▶ **INFORMATION PROVIDED**:
************
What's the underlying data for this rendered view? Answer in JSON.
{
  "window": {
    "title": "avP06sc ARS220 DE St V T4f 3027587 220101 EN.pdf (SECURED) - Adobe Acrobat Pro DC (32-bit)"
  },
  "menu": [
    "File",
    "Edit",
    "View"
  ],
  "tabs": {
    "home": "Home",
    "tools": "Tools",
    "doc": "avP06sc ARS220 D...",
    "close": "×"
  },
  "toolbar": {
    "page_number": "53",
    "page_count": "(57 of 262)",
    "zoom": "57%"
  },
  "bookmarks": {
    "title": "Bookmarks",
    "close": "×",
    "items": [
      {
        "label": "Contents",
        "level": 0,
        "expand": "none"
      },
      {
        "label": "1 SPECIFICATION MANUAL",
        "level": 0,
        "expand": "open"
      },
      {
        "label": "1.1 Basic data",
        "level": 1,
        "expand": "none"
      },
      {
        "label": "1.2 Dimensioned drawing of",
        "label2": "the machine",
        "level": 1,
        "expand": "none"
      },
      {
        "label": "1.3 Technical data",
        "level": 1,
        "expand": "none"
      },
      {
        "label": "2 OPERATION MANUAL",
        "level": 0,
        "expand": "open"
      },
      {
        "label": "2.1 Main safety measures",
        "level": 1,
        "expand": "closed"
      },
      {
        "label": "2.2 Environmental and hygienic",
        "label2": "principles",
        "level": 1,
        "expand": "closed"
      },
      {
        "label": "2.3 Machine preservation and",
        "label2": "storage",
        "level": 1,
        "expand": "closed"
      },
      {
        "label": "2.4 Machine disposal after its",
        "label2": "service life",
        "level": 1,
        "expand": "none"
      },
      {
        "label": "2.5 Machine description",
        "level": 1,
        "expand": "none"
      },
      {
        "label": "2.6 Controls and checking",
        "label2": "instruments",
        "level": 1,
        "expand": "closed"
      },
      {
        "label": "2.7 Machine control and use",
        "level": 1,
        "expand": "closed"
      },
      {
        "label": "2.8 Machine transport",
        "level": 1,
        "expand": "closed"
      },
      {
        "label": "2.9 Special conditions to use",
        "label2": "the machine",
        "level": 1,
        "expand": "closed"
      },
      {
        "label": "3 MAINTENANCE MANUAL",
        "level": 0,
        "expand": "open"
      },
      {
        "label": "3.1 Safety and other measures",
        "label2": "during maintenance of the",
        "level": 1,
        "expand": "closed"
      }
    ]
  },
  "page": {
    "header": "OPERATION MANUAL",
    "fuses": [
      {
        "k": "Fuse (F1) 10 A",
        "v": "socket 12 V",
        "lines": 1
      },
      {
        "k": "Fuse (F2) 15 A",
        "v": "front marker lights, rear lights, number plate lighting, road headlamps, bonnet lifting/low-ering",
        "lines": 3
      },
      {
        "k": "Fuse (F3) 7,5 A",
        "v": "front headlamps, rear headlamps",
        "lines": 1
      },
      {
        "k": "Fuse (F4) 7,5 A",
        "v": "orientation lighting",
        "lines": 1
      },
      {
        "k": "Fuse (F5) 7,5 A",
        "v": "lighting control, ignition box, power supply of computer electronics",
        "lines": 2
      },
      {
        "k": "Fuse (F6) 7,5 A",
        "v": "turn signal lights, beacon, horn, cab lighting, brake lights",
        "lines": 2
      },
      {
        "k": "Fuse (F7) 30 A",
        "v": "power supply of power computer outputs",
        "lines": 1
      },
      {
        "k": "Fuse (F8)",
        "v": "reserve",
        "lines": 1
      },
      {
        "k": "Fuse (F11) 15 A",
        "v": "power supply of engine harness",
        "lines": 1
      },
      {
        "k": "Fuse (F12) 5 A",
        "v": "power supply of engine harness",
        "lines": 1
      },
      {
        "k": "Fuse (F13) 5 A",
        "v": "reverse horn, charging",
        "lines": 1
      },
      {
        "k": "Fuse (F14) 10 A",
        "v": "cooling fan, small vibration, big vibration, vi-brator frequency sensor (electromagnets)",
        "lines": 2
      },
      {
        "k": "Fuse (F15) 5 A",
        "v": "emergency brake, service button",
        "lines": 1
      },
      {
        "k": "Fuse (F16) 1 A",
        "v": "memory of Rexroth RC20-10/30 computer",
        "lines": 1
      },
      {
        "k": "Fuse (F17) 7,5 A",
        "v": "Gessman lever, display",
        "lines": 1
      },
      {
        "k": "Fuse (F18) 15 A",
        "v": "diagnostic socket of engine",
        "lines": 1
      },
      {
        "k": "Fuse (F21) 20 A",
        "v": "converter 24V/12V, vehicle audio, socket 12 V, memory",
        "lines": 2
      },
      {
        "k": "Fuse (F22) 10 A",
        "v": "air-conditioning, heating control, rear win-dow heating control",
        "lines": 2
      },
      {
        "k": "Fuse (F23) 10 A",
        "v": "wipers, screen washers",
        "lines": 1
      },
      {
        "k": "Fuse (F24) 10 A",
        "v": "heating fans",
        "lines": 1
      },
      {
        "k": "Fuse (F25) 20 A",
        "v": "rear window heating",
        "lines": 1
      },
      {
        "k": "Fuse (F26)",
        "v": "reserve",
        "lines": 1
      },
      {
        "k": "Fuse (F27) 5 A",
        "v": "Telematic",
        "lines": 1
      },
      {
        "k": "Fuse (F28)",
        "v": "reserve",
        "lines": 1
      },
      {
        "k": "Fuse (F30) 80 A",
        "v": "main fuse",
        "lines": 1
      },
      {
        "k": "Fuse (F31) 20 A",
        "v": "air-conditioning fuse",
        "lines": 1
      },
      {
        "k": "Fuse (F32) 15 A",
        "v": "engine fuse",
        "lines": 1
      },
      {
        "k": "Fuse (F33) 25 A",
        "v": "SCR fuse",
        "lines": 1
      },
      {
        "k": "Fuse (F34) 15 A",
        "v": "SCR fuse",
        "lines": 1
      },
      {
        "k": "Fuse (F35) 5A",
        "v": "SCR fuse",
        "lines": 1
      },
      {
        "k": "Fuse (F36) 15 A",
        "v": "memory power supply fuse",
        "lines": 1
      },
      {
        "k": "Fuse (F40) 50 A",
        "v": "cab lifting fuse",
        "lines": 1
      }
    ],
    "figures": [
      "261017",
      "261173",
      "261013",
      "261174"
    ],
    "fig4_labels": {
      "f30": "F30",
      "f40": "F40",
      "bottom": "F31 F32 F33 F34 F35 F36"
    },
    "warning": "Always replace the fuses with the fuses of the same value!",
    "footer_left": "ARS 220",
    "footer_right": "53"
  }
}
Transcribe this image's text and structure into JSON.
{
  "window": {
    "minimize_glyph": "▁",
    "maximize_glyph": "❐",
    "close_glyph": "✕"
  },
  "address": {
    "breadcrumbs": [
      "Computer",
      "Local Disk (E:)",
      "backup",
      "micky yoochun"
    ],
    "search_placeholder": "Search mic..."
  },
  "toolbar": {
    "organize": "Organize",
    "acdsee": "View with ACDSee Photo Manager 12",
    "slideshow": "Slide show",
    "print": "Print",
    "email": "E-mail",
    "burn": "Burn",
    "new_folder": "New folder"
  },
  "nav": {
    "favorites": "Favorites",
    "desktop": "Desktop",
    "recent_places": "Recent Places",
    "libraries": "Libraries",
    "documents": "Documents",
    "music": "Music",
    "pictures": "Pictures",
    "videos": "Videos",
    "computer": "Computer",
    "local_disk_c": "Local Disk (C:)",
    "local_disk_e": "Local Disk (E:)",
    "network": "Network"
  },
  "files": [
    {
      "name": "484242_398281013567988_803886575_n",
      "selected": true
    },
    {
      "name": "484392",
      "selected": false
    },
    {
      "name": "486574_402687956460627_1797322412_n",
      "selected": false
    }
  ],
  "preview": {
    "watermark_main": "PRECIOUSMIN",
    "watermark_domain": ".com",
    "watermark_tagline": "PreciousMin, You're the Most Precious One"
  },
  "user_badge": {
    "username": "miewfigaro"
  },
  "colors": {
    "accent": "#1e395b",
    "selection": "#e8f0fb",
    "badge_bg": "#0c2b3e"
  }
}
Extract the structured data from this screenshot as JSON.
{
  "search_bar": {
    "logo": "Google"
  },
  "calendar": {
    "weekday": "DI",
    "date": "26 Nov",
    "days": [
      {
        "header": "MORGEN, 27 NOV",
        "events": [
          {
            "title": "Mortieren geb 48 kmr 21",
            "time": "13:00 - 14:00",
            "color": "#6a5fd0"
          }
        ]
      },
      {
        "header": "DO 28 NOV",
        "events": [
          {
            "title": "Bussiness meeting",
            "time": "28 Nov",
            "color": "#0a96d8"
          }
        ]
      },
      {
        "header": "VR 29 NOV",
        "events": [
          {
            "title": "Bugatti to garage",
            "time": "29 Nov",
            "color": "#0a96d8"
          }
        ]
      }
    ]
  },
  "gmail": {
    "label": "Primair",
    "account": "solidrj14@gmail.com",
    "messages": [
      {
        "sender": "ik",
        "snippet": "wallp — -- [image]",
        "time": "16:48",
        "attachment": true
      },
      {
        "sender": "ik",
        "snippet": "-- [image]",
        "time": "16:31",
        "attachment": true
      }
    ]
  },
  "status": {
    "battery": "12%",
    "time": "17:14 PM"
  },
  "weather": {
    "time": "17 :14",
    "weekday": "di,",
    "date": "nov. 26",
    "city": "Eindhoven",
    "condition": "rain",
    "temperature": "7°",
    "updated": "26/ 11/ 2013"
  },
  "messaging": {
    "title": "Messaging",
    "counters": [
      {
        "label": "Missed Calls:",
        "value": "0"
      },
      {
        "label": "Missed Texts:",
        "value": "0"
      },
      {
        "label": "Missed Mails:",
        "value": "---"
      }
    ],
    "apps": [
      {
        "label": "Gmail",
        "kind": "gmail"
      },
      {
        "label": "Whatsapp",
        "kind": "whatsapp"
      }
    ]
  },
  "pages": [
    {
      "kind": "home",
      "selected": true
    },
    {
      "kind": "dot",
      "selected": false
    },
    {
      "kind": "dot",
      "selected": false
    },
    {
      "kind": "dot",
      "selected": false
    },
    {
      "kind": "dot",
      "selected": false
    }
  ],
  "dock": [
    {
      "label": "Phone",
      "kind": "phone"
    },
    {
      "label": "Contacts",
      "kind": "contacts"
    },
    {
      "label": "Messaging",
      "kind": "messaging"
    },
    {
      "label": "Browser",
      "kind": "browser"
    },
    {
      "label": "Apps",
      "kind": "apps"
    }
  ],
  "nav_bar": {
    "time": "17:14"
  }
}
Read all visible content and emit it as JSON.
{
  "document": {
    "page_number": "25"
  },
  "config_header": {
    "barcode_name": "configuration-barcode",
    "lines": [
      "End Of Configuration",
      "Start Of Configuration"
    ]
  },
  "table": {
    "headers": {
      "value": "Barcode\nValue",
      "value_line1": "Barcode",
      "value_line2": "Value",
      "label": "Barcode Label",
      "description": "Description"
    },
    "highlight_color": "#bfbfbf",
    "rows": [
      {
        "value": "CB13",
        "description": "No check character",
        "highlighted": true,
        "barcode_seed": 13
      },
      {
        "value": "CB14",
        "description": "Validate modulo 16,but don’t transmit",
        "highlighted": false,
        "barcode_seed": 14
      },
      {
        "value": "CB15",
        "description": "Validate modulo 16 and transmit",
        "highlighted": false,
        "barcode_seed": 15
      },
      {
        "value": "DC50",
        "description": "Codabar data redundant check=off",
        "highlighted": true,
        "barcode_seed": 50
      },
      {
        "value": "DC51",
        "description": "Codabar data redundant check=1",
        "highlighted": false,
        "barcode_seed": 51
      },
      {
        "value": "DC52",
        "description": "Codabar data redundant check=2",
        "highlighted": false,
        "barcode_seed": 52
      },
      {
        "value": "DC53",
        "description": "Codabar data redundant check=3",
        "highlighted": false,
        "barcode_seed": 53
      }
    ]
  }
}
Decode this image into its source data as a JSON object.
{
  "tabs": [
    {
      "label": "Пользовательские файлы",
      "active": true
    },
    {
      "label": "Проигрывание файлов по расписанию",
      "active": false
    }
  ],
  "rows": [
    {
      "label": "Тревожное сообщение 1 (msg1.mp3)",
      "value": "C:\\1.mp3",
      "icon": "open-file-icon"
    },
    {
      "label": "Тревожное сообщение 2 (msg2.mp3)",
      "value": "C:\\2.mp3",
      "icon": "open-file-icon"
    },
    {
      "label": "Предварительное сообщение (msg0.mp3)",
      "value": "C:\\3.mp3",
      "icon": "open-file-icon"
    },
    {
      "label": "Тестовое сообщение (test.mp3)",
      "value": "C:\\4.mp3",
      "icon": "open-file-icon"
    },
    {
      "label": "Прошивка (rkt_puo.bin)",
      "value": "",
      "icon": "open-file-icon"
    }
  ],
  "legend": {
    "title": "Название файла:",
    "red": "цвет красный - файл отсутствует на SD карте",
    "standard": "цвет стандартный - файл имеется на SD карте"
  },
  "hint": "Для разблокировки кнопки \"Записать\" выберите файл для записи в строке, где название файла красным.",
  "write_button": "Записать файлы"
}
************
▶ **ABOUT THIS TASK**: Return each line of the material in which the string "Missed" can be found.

▶ **EXERCISE RESULT**:
        "label": "Missed Calls:",
        "label": "Missed Texts:",
        "label": "Missed Mails:",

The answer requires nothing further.